Review: Third Man Records Singles Collection 2010

If you read my review of the 2009 collection then you'd be aware that I sentiments of that release can be boiled down to 'very very awesome'. While this release is long out of date, I think it's important that I take a stab at every year of Third Man's output. So how does this LP stack up against the last one? Well... not that well.

This is a reluctant criticism because I think that there's a pretty clear explanation for this being a weaker album. I also don't want to imply that the overall quality of Third Man is slipping because Jack's touring hiatus seems to have manifested in a remarkably productive year for the label so far. However I just can't ignore the fact that when you compare this year's collection to last year's it comes off as inferior.

Let's have a look at the first and most obvious point of contention with this collection: album singles. Last year had three Dead Weather singles but also had the three amazing accompanying B-Side. The problem I have with the number of album singles in this compilation isn't so much the lack of new content but the clumsiness with which it's compiled. The two singles that bookend the album do so well, two great tracks from Karen Elson and Wanda Jackson that fit well with the albums they are lifted from while standing tall by themselves. However I can't say the same about the Dead Weather, no effort is made to have a less sudden intro to Old Mary and Blue Blood Blues clumsily cuts out once the crossfade to Hustle & Cuss begins as if you've put the album on shuffle. It's unprofessional and counterintuitive, if Third Man are trying to preserve the art form of the 7" single than they should make them actually sound like singles rather than cheap radio samplers lifted from an album. The live version of Jawbreaker is certainly glorious but it feels out of place in the company of various studio cuts and I can't see why Old Mary, a track that I feel can only be appreciated in the context of Sea Of Cowards, is stuck on the end of Die By The Drop. Karen Elson's Season Of The Witch is the only thing that approaches the quality of last year's Dead Weather B-Sides while The Greenhornes give us the nice Stay Together, a track that I'm glad to have but one that doesn't live up to the strengths of ****. This is all symptomatic of a good thing though, Third Man released three great full length LPs last year and what we lose here is made up in other places. Still, I'm reviewing this collection not those albums so my criticism sticks.

Perhaps more importantly, do the stand-alone singles hold up well against last years offering?

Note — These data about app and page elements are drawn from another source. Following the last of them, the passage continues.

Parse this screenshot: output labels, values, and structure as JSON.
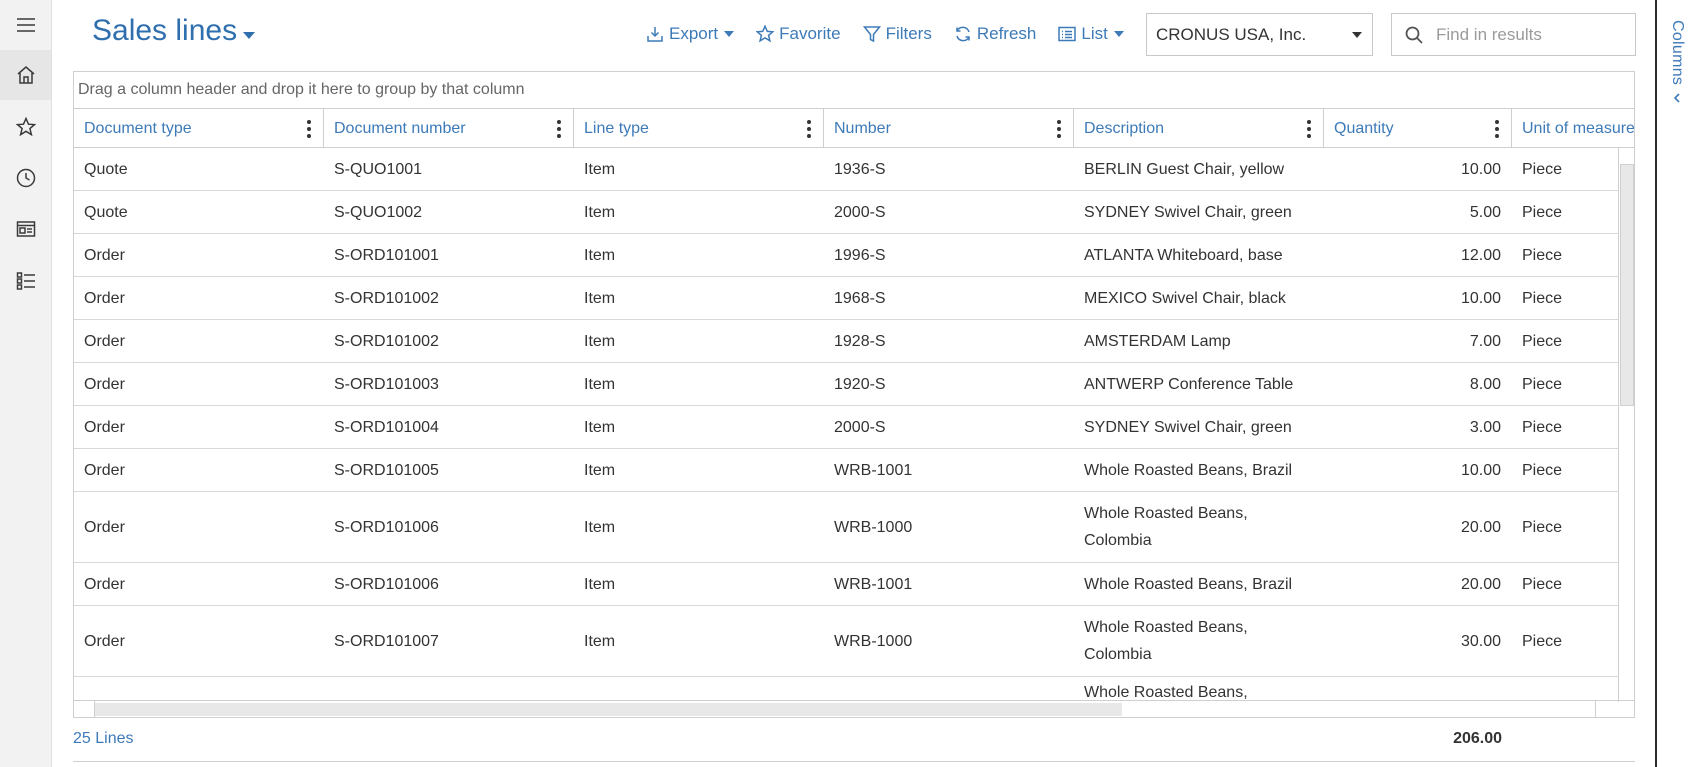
{
  "page": {
    "title": "Sales lines"
  },
  "toolbar": {
    "export_label": "Export",
    "favorite_label": "Favorite",
    "filters_label": "Filters",
    "refresh_label": "Refresh",
    "list_label": "List"
  },
  "company": {
    "selected": "CRONUS USA, Inc."
  },
  "search": {
    "placeholder": "Find in results",
    "value": ""
  },
  "side_panel": {
    "columns_label": "Columns"
  },
  "grid": {
    "group_hint": "Drag a column header and drop it here to group by that column",
    "columns": [
      "Document type",
      "Document number",
      "Line type",
      "Number",
      "Description",
      "Quantity",
      "Unit of measure"
    ],
    "rows": [
      [
        "Quote",
        "S-QUO1001",
        "Item",
        "1936-S",
        "BERLIN Guest Chair, yellow",
        "10.00",
        "Piece"
      ],
      [
        "Quote",
        "S-QUO1002",
        "Item",
        "2000-S",
        "SYDNEY Swivel Chair, green",
        "5.00",
        "Piece"
      ],
      [
        "Order",
        "S-ORD101001",
        "Item",
        "1996-S",
        "ATLANTA Whiteboard, base",
        "12.00",
        "Piece"
      ],
      [
        "Order",
        "S-ORD101002",
        "Item",
        "1968-S",
        "MEXICO Swivel Chair, black",
        "10.00",
        "Piece"
      ],
      [
        "Order",
        "S-ORD101002",
        "Item",
        "1928-S",
        "AMSTERDAM Lamp",
        "7.00",
        "Piece"
      ],
      [
        "Order",
        "S-ORD101003",
        "Item",
        "1920-S",
        "ANTWERP Conference Table",
        "8.00",
        "Piece"
      ],
      [
        "Order",
        "S-ORD101004",
        "Item",
        "2000-S",
        "SYDNEY Swivel Chair, green",
        "3.00",
        "Piece"
      ],
      [
        "Order",
        "S-ORD101005",
        "Item",
        "WRB-1001",
        "Whole Roasted Beans, Brazil",
        "10.00",
        "Piece"
      ],
      [
        "Order",
        "S-ORD101006",
        "Item",
        "WRB-1000",
        "Whole Roasted Beans, Colombia",
        "20.00",
        "Piece"
      ],
      [
        "Order",
        "S-ORD101006",
        "Item",
        "WRB-1001",
        "Whole Roasted Beans, Brazil",
        "20.00",
        "Piece"
      ],
      [
        "Order",
        "S-ORD101007",
        "Item",
        "WRB-1000",
        "Whole Roasted Beans, Colombia",
        "30.00",
        "Piece"
      ],
      [
        "",
        "",
        "",
        "",
        "Whole Roasted Beans,",
        "",
        ""
      ]
    ]
  },
  "footer": {
    "lines_count": "25 Lines",
    "total_quantity": "206.00"
  },
  "icons": {
    "nav": [
      "hamburger-icon",
      "home-icon",
      "star-icon",
      "clock-icon",
      "workspace-icon",
      "list-icon"
    ]
  },
  "colors": {
    "accent": "#3d7ab8",
    "title": "#2f6fae",
    "border": "#cfcfcf",
    "rail": "#f2f2f2"
  }
}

They do okay but there was no Wind Did Move or House of Peace amongst this year's batch. The stand out Blue Series is The Secret Sisters, who beat the Smoke Faries out for top spot of innapropriate-yet-awesome-Jack-White-meets-high-pictched-female-duo-collaboration. It's catchy, has the hallmarks of a Jack White number, features some great singing and genuinely pushes boundaries. Pujol comes close to this quality but is let down by having two very similar songs and a far superior representation of his work out on TMR's live series. Once again 2010's strengths are found in other places. This also goes for Conan O'Brian, whose single doesn't come close in terms of weirdness, humour or entertainment to his Third Man live album. He also fails to live up to the Green Series standard set by BP Fallon... however that's a hard ask.

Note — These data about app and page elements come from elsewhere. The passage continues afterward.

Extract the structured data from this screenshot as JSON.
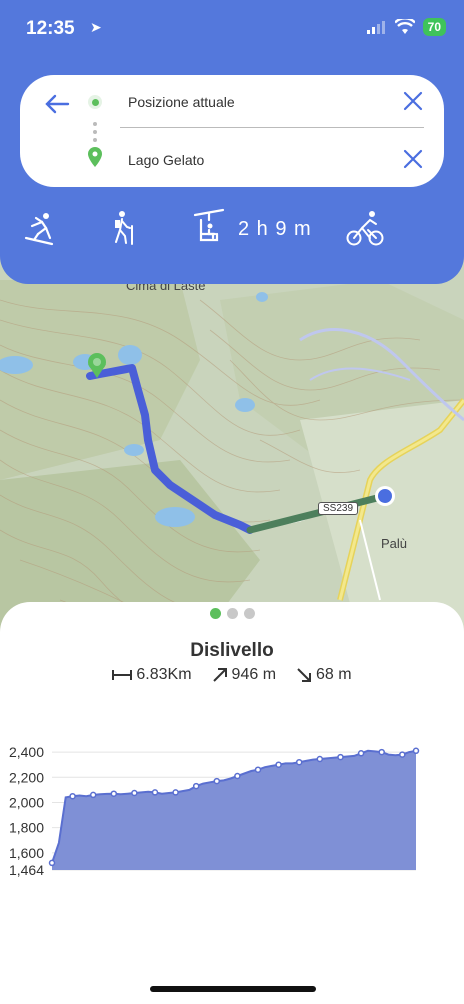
{
  "status": {
    "time": "12:35",
    "battery": "70"
  },
  "route": {
    "origin": "Posizione attuale",
    "destination": "Lago Gelato"
  },
  "modes": {
    "duration": "2 h 9 m",
    "icons": [
      "skier-icon",
      "hiker-icon",
      "chairlift-icon",
      "cyclist-icon"
    ]
  },
  "map": {
    "places": [
      "Cima di Laste",
      "Palù"
    ],
    "road": "SS239"
  },
  "sheet": {
    "title": "Dislivello",
    "distance": "6.83Km",
    "ascent": "946 m",
    "descent": "68 m",
    "pages": 3,
    "active_page": 0
  },
  "chart_data": {
    "type": "area",
    "ylim": [
      1464,
      2480
    ],
    "yticks": [
      "2,400",
      "2,200",
      "2,000",
      "1,800",
      "1,600",
      "1,464"
    ],
    "ytick_values": [
      2400,
      2200,
      2000,
      1800,
      1600,
      1464
    ],
    "series": [
      {
        "values": [
          1520,
          1680,
          2040,
          2050,
          2055,
          2050,
          2060,
          2065,
          2068,
          2070,
          2065,
          2070,
          2075,
          2080,
          2085,
          2080,
          2070,
          2075,
          2080,
          2090,
          2100,
          2130,
          2150,
          2160,
          2170,
          2175,
          2190,
          2210,
          2230,
          2250,
          2260,
          2280,
          2290,
          2300,
          2310,
          2310,
          2320,
          2330,
          2340,
          2345,
          2350,
          2355,
          2360,
          2365,
          2370,
          2390,
          2410,
          2405,
          2400,
          2380,
          2375,
          2380,
          2400,
          2410
        ]
      }
    ],
    "color": "#7f90d6"
  },
  "colors": {
    "accent": "#5478dc",
    "route": "#4a5fd8",
    "green": "#5cbf5c"
  }
}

The other singles are enjoyable but more or less unremarkable. Drakkar Sauna combine easy listening and surrealism well but you don't find yourself rushing to put the needle back to the beginning of the track. The Thornbills are similarly enjoyable but too passive in their delivery to really grab you. The Smoke Fairies, Rachelle Garniez and Secret Sisters all had similarly laid back styles but TMR pushed them to make something great while The Thornbills, to their own detriment, are left to their own devices producing a single that is good but perhaps not as good as it could be. Laura Marling is perhaps the most accurate representation of this trend. She's a great singer singing great songs yet this feels more like a good radio session than a major single release. If you're going to do a straight cover of Needle & The Damage Done then I think something more needs to be done and as it stand this version never pushes itself.

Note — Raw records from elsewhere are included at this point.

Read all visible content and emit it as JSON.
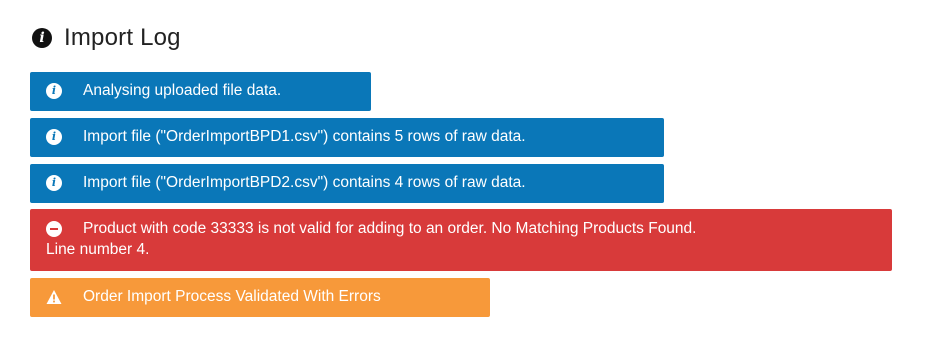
{
  "header": {
    "title": "Import Log",
    "icon": "info-icon"
  },
  "colors": {
    "info": "#0a77b8",
    "danger": "#d83a3a",
    "warning": "#f7993a"
  },
  "messages": [
    {
      "type": "info",
      "icon": "info-icon",
      "text": "Analysing uploaded file data."
    },
    {
      "type": "info",
      "icon": "info-icon",
      "text": "Import file (\"OrderImportBPD1.csv\") contains 5 rows of raw data."
    },
    {
      "type": "info",
      "icon": "info-icon",
      "text": "Import file (\"OrderImportBPD2.csv\") contains 4 rows of raw data."
    },
    {
      "type": "danger",
      "icon": "minus-circle-icon",
      "text": "Product with code 33333 is not valid for adding to an order. No Matching Products Found.",
      "detail": "Line number 4."
    },
    {
      "type": "warning",
      "icon": "warning-triangle-icon",
      "text": "Order Import Process Validated With Errors"
    }
  ]
}
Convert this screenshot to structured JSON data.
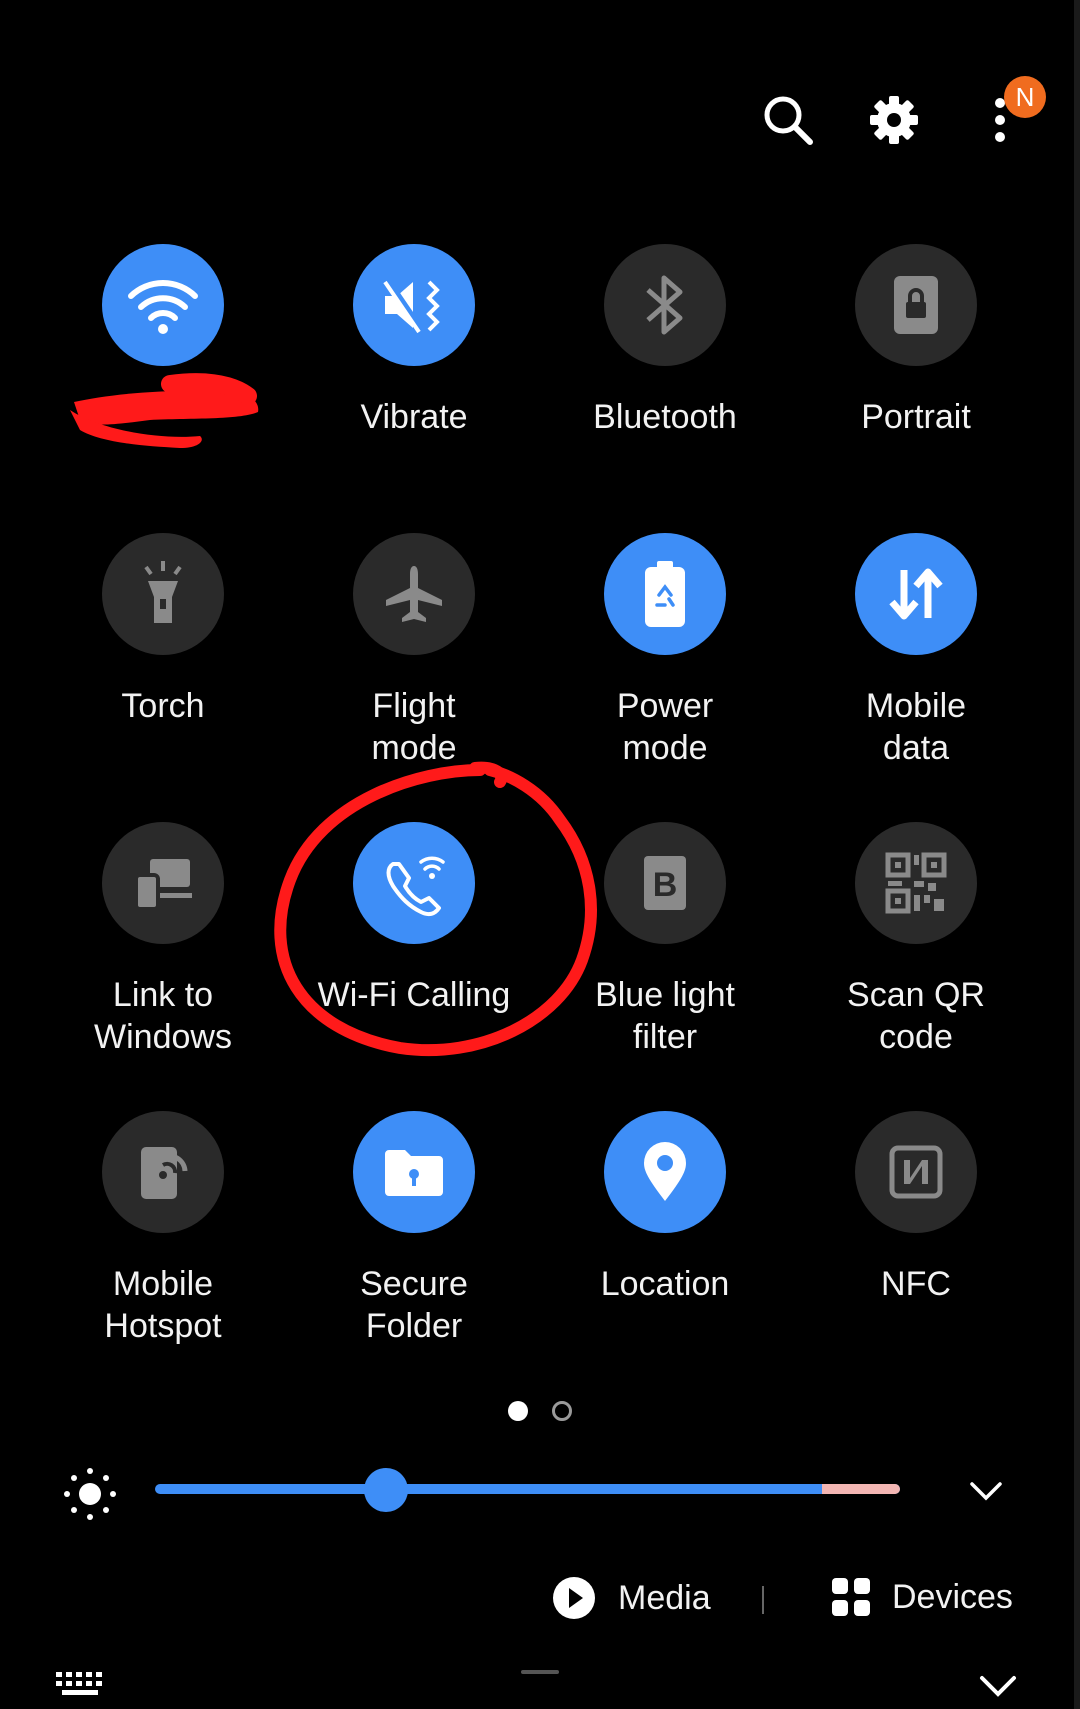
{
  "header": {
    "icons": [
      "search-icon",
      "gear-icon",
      "more-vertical-icon"
    ],
    "notification_badge": "N"
  },
  "tiles": [
    {
      "id": "wifi",
      "label": "",
      "icon": "wifi-icon",
      "state": "on"
    },
    {
      "id": "vibrate",
      "label": "Vibrate",
      "icon": "vibrate-icon",
      "state": "on"
    },
    {
      "id": "bluetooth",
      "label": "Bluetooth",
      "icon": "bluetooth-icon",
      "state": "off"
    },
    {
      "id": "portrait",
      "label": "Portrait",
      "icon": "rotation-lock-icon",
      "state": "off"
    },
    {
      "id": "torch",
      "label": "Torch",
      "icon": "torch-icon",
      "state": "off"
    },
    {
      "id": "flight",
      "label": "Flight\nmode",
      "icon": "airplane-icon",
      "state": "off"
    },
    {
      "id": "power",
      "label": "Power\nmode",
      "icon": "battery-icon",
      "state": "on"
    },
    {
      "id": "mobiledata",
      "label": "Mobile\ndata",
      "icon": "data-arrows-icon",
      "state": "on"
    },
    {
      "id": "linkwin",
      "label": "Link to\nWindows",
      "icon": "link-windows-icon",
      "state": "off"
    },
    {
      "id": "wificall",
      "label": "Wi-Fi Calling",
      "icon": "wifi-calling-icon",
      "state": "on"
    },
    {
      "id": "bluelight",
      "label": "Blue light\nfilter",
      "icon": "blue-light-icon",
      "state": "off"
    },
    {
      "id": "qr",
      "label": "Scan QR\ncode",
      "icon": "qr-code-icon",
      "state": "off"
    },
    {
      "id": "hotspot",
      "label": "Mobile\nHotspot",
      "icon": "hotspot-icon",
      "state": "off"
    },
    {
      "id": "securefolder",
      "label": "Secure\nFolder",
      "icon": "secure-folder-icon",
      "state": "on"
    },
    {
      "id": "location",
      "label": "Location",
      "icon": "location-pin-icon",
      "state": "on"
    },
    {
      "id": "nfc",
      "label": "NFC",
      "icon": "nfc-icon",
      "state": "off"
    }
  ],
  "pager": {
    "pages": 2,
    "current": 1
  },
  "brightness": {
    "level": 0.31,
    "icon": "sun-icon"
  },
  "media": {
    "label": "Media",
    "icon": "play-circle-icon"
  },
  "devices": {
    "label": "Devices",
    "icon": "devices-grid-icon"
  },
  "colors": {
    "accent": "#3e8ef7",
    "tile_off": "#2a2a2a",
    "badge": "#f06c1f",
    "annotation": "#ff1a1a"
  }
}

The art of the Rock N' Roll 45 is saying everything you can with two short songs, an art form perfected by Third Man in 2009. I don't think this mantra was closely followed in 2010 even when there is greatness underpinning the music. This record is by no means an unpleasant listen and I am glad I own it but it feels more like a great iTunes playlist then a great record and to me that feels at odds with the Third Man philosophy.